Whenever a line of the data below holds the string "completed", copy that line.

-------- RECORDS FOR THIS TASK --------

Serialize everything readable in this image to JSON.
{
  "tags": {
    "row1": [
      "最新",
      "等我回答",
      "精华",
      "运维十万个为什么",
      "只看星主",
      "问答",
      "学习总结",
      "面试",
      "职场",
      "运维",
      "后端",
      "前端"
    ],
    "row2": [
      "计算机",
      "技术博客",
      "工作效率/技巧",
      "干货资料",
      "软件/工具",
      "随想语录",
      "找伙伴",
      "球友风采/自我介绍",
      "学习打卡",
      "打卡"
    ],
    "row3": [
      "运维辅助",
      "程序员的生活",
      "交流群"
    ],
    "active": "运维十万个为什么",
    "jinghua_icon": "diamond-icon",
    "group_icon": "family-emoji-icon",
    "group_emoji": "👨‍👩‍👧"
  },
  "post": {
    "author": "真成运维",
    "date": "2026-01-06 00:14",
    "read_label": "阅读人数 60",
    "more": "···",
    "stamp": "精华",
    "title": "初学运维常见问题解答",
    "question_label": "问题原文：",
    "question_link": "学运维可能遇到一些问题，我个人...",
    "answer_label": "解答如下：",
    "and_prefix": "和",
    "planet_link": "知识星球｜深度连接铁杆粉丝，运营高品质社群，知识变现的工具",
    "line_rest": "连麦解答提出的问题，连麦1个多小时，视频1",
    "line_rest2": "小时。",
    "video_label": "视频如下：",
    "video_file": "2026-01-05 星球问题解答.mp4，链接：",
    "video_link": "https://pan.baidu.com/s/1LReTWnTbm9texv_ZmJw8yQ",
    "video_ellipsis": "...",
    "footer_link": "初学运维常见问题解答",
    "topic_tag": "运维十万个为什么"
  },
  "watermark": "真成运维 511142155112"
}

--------
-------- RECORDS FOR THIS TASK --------

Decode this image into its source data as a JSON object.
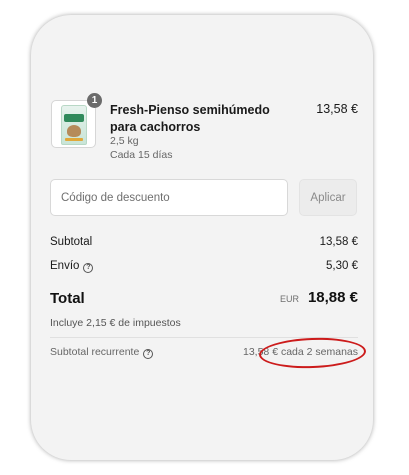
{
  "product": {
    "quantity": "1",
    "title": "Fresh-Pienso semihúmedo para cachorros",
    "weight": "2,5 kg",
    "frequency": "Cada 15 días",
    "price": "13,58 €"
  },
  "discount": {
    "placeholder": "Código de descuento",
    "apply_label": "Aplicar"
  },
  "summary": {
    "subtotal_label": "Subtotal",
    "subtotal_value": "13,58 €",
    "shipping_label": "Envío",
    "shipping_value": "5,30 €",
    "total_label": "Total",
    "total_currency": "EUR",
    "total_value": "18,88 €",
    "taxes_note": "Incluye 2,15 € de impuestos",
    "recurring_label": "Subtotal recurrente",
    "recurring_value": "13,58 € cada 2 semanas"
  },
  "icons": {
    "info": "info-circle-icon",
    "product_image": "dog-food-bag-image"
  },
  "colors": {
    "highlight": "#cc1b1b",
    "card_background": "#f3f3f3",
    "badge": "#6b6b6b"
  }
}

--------
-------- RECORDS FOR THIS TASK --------

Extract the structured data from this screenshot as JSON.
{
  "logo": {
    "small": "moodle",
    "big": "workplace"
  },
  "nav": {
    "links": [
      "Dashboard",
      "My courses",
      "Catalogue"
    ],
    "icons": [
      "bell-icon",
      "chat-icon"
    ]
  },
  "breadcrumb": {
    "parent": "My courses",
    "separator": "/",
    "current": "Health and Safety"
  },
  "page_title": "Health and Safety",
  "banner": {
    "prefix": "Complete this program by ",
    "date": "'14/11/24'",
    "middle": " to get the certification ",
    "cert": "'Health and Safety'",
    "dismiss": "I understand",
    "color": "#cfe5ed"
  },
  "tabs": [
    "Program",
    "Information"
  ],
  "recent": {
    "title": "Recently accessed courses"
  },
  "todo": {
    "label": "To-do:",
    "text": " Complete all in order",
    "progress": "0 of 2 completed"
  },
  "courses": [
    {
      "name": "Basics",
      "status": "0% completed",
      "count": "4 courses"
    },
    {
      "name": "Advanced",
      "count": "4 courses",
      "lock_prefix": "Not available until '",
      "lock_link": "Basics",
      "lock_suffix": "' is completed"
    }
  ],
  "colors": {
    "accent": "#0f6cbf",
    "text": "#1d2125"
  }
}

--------

### REPLY TO THE TASK
    "progress": "0 of 2 completed"
      "status": "0% completed",
      "lock_suffix": "' is completed"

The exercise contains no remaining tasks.